The volume next proceeds to more technical material: a detailed description of the complete manuscript (by Palmer, 490-518), a report on the conservation work begun in 1998, including diagrams of the quire structure and damage before that point (by Bürger, 520-536), and finally the translation of all the texts in the manuscripts, and quotations (untranslated) from their Latin models and sources (by Palmer, 538-96). A bibliography and index follow. Apart from the riches of its contents, the book is kind to readers: it employs footnotes instead of endnotes, and full captions--including dates, libraries, and image sources--appear close to the respective pictures on each page.
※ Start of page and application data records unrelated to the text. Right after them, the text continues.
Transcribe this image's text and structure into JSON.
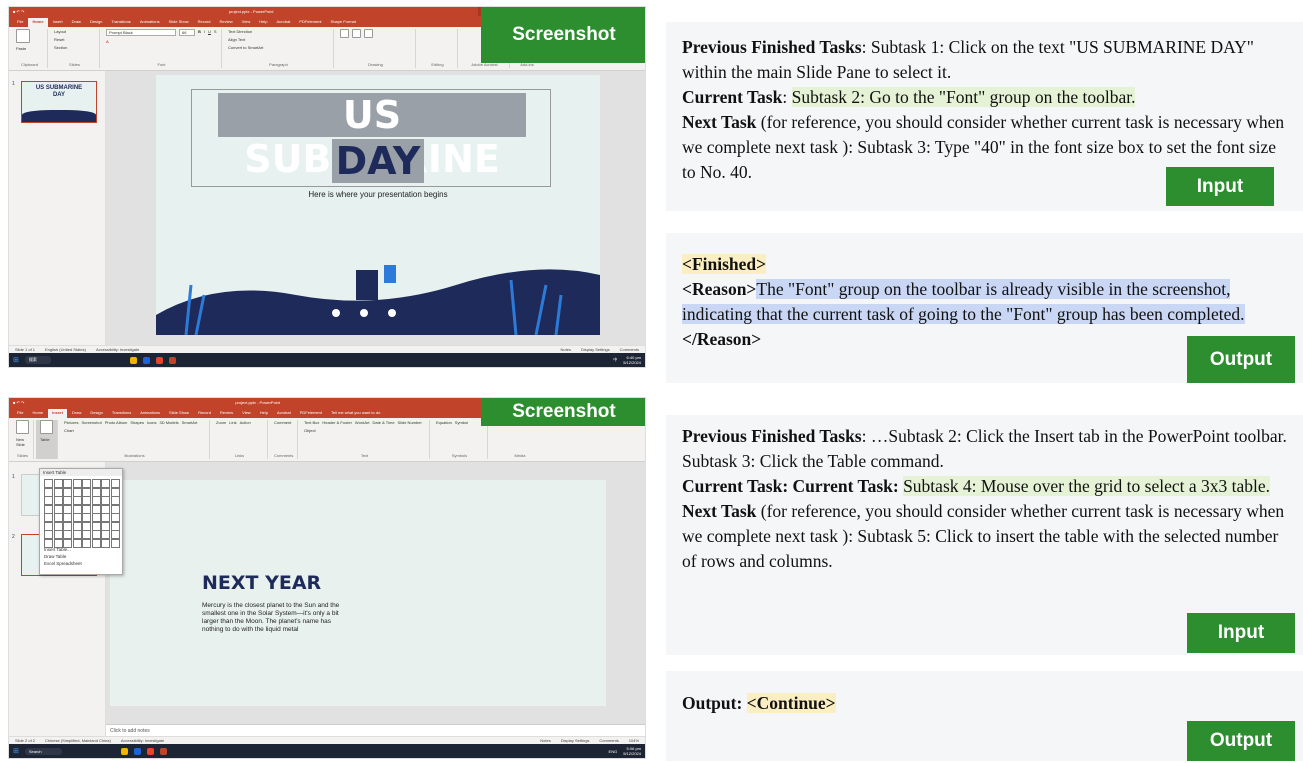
{
  "colors": {
    "accent_green": "#2c8e2e",
    "ppt_red": "#c0432a",
    "highlight_green": "#e6f2d6",
    "highlight_yellow": "#fbeec3",
    "highlight_blue": "#c9d7f5",
    "slide_navy": "#1e2a5a"
  },
  "labels": {
    "screenshot": "Screenshot",
    "input": "Input",
    "output": "Output"
  },
  "example1": {
    "window_title": "project.pptx - PowerPoint",
    "context_tab": "Drawing Tools",
    "tabs": [
      "File",
      "Home",
      "Insert",
      "Draw",
      "Design",
      "Transitions",
      "Animations",
      "Slide Show",
      "Record",
      "Review",
      "View",
      "Help",
      "Acrobat",
      "PDFelement",
      "Shape Format"
    ],
    "active_tab": "Home",
    "tell_me": "Tell me what you want to do",
    "groups": {
      "clipboard": "Clipboard",
      "slides": "Slides",
      "font": "Font",
      "paragraph": "Paragraph",
      "drawing": "Drawing",
      "editing": "Editing",
      "adobe": "Adobe Acrobat",
      "addins": "Add-ins"
    },
    "slides_items": [
      "Layout",
      "Reset",
      "Section"
    ],
    "paste": "Paste",
    "new_slide": "New Slide",
    "font_name": "Prompt Black",
    "font_size": "66",
    "para_items": [
      "Text Direction",
      "Align Text",
      "Convert to SmartArt"
    ],
    "slide_title_line1": "US SUBMARINE",
    "slide_title_line2": "DAY",
    "slide_subtitle": "Here is where your presentation begins",
    "thumb_title": "US SUBMARINE DAY",
    "thumb_num": "1",
    "status_slide": "Slide 1 of 1",
    "status_lang": "English (United States)",
    "status_access": "Accessibility: Investigate",
    "status_notes": "Notes",
    "status_display": "Display Settings",
    "status_comments": "Comments",
    "search": "搜索",
    "time": "6:40 pm",
    "date": "5/12/2024",
    "tray": "中"
  },
  "example2": {
    "window_title": "project.pptx - PowerPoint",
    "tabs": [
      "File",
      "Home",
      "Insert",
      "Draw",
      "Design",
      "Transitions",
      "Animations",
      "Slide Show",
      "Record",
      "Review",
      "View",
      "Help",
      "Acrobat",
      "PDFelement",
      "Tell me what you want to do"
    ],
    "active_tab": "Insert",
    "ribbon_items": [
      "New Slide",
      "Table",
      "Pictures",
      "Screenshot",
      "Photo Album",
      "Shapes",
      "Icons",
      "3D Models",
      "SmartArt",
      "Chart",
      "Zoom",
      "Link",
      "Action",
      "Comment",
      "Text Box",
      "Header & Footer",
      "WordArt",
      "Date & Time",
      "Slide Number",
      "Object",
      "Equation",
      "Symbol"
    ],
    "groups": {
      "slides": "Slides",
      "illustrations": "Illustrations",
      "links": "Links",
      "comments": "Comments",
      "text": "Text",
      "symbols": "Symbols",
      "media": "Media"
    },
    "recording": "Recording",
    "table_menu_header": "Insert Table",
    "table_menu_items": [
      "Insert Table...",
      "Draw Table",
      "Excel Spreadsheet"
    ],
    "slide_heading": "NEXT YEAR",
    "slide_body": "Mercury is the closest planet to the Sun and the smallest one in the Solar System—it's only a bit larger than the Moon. The planet's name has nothing to do with the liquid metal",
    "notes": "Click to add notes",
    "thumb_nums": [
      "1",
      "2"
    ],
    "status_slide": "Slide 2 of 2",
    "status_lang": "Chinese (Simplified, Mainland China)",
    "status_access": "Accessibility: Investigate",
    "status_notes": "Notes",
    "status_display": "Display Settings",
    "status_comments": "Comments",
    "zoom": "104%",
    "search": "Search",
    "time": "5:06 pm",
    "date": "5/12/2024",
    "tray": "ENG"
  },
  "text1": {
    "prev_label": "Previous Finished Tasks",
    "prev": ": Subtask 1: Click on the text \"US SUBMARINE DAY\" within the main Slide Pane to select it.",
    "cur_label": "Current Task",
    "cur_sep": ": ",
    "cur": "Subtask 2: Go to the \"Font\" group on the toolbar.",
    "next_label": "Next Task",
    "next": " (for reference, you should consider whether current task is necessary when we complete next task ): Subtask 3: Type \"40\" in the font size box to set the font size to No. 40."
  },
  "output1": {
    "finished": "<Finished>",
    "reason_open": "<Reason>",
    "reason": "The \"Font\" group on the toolbar is already visible in the screenshot, indicating that the current task of going to the \"Font\" group has been completed.",
    "reason_close": "</Reason>"
  },
  "text2": {
    "prev_label": "Previous Finished Tasks",
    "prev": ": …Subtask 2: Click the Insert tab in the PowerPoint toolbar. Subtask 3: Click the Table command.",
    "cur_label": "Current Task: Current Task:",
    "cur": "Subtask 4: Mouse over the grid to select a 3x3 table.",
    "next_label": "Next Task",
    "next": " (for reference, you should consider whether current task is necessary when we complete next task ): Subtask 5: Click to insert the table with the selected number of rows and columns."
  },
  "output2": {
    "label": "Output: ",
    "value": "<Continue>"
  }
}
Volume 1 includes 562 images--mostly manuscript illuminations but some works with comparable motifs in other media--almost all in color and beautifully arrayed to allow the rhymes and resonances to sing forth clearly. Volume 2, as already noted, presents the prayerbook itself in full.
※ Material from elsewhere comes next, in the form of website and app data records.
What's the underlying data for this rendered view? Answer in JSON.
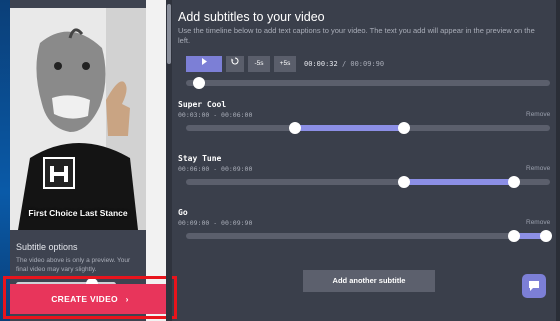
{
  "editor": {
    "title": "Add subtitles to your video",
    "description": "Use the timeline below to add text captions to your video. The text you add will appear in the preview on the left."
  },
  "preview": {
    "caption_text": "First Choice Last Stance",
    "options_title": "Subtitle options",
    "options_note": "The video above is only a preview. Your final video may vary slightly."
  },
  "player": {
    "play_icon": "play-icon",
    "reset_icon": "rewind-icon",
    "back_label": "-5s",
    "forward_label": "+5s",
    "current_time": "00:00:32",
    "separator": "/",
    "duration": "00:09:90",
    "progress_fraction": 0.02
  },
  "subtitles": [
    {
      "name": "Super Cool",
      "range": "00:03:00 - 00:06:00",
      "remove": "Remove",
      "start_fraction": 0.3,
      "end_fraction": 0.6
    },
    {
      "name": "Stay Tune",
      "range": "00:06:00 - 00:09:00",
      "remove": "Remove",
      "start_fraction": 0.6,
      "end_fraction": 0.9
    },
    {
      "name": "Go",
      "range": "00:09:00 - 00:09:90",
      "remove": "Remove",
      "start_fraction": 0.9,
      "end_fraction": 0.99
    }
  ],
  "actions": {
    "add_subtitle": "Add another subtitle",
    "create_video": "CREATE VIDEO",
    "create_arrow": "›"
  },
  "colors": {
    "accent": "#7c7fd6",
    "create": "#e8355b",
    "highlight": "#e8141c"
  }
}
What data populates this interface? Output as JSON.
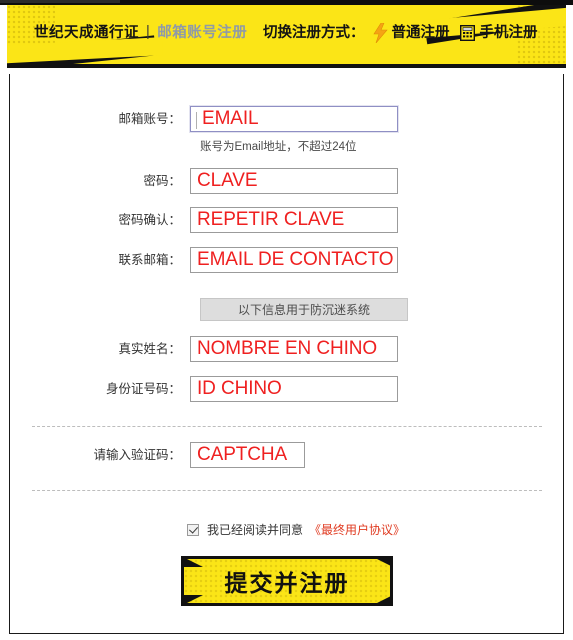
{
  "banner": {
    "brand_name": "世纪天成通行证",
    "separator": "|",
    "brand_sub": "邮箱账号注册",
    "switch_label": "切换注册方式：",
    "bolt_icon": "lightning-bolt-icon",
    "option_normal": "普通注册",
    "phone_icon": "mobile-phone-icon",
    "option_phone": "手机注册"
  },
  "form": {
    "fields": [
      {
        "label": "邮箱账号：",
        "value": "EMAIL",
        "hint": "账号为Email地址，不超过24位"
      },
      {
        "label": "密码：",
        "value": "CLAVE",
        "hint": ""
      },
      {
        "label": "密码确认：",
        "value": "REPETIR CLAVE",
        "hint": ""
      },
      {
        "label": "联系邮箱：",
        "value": "EMAIL DE CONTACTO",
        "hint": ""
      },
      {
        "label": "真实姓名：",
        "value": "NOMBRE EN CHINO",
        "hint": ""
      },
      {
        "label": "身份证号码：",
        "value": "ID CHINO",
        "hint": ""
      },
      {
        "label": "请输入验证码：",
        "value": "CAPTCHA",
        "hint": ""
      }
    ],
    "notice": "以下信息用于防沉迷系统"
  },
  "agreement": {
    "checked": true,
    "text": "我已经阅读并同意",
    "link": "《最终用户协议》"
  },
  "submit": {
    "label": "提交并注册"
  },
  "colors": {
    "banner_yellow": "#fbe517",
    "black": "#111111",
    "input_red": "#ef2020",
    "link_red": "#e03a20",
    "brand_sub_gray": "#8f9aa8",
    "notice_gray": "#dddddd"
  }
}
While Hamburger's and Palmer's erudite contributions nestle the manuscript within a bundle of larger contexts--visual and literary, devotional and intellectual, social and material--they also open pathways for it to flutter into other domains of inquiry. Perhaps it might make its way, as a comparandum, into discussions of medieval Japanese emaki, painted handscrolls that let private beholders witness the unfolding of Buddhist and Shinto sacred narratives, their journeys punctuated by written captions. Perhaps it might find itself examined by media theorists, to whom it will surely offer fresh insights into the communicative potentials of text and image and even sound--recall that the images themselves are filled with evocations of speech acts, which would have gained in impact if the added prayers were murmured aloud. Perhaps, too, it will land on the shoulders of gender historians, urging them to ask afresh whether only men could have made these extraordinary pictures and prayers. The widely publicized discovery of lapis lazuli in the teeth of a nun buried in the medieval convent at Dalheim has brought renewed attention to the activity of women in monastic scriptoria, and placing the Begerin manuscript into closer dialogue with known female productions (such as Hamburger explored in his 1997 book Nuns as Artists) might allow it to sing with new inflections. Whatever paths it takes, the many domains of Medieval Studies should be grateful to Hamburger and Palmer for illuminating this remarkable manuscript with their research, to Bürger and the Bern libraries for preserving and protecting it, and to the many institutions whose financial support allowed it to land, in such magnificent form, on desks the world over. Mirabile visu indeed.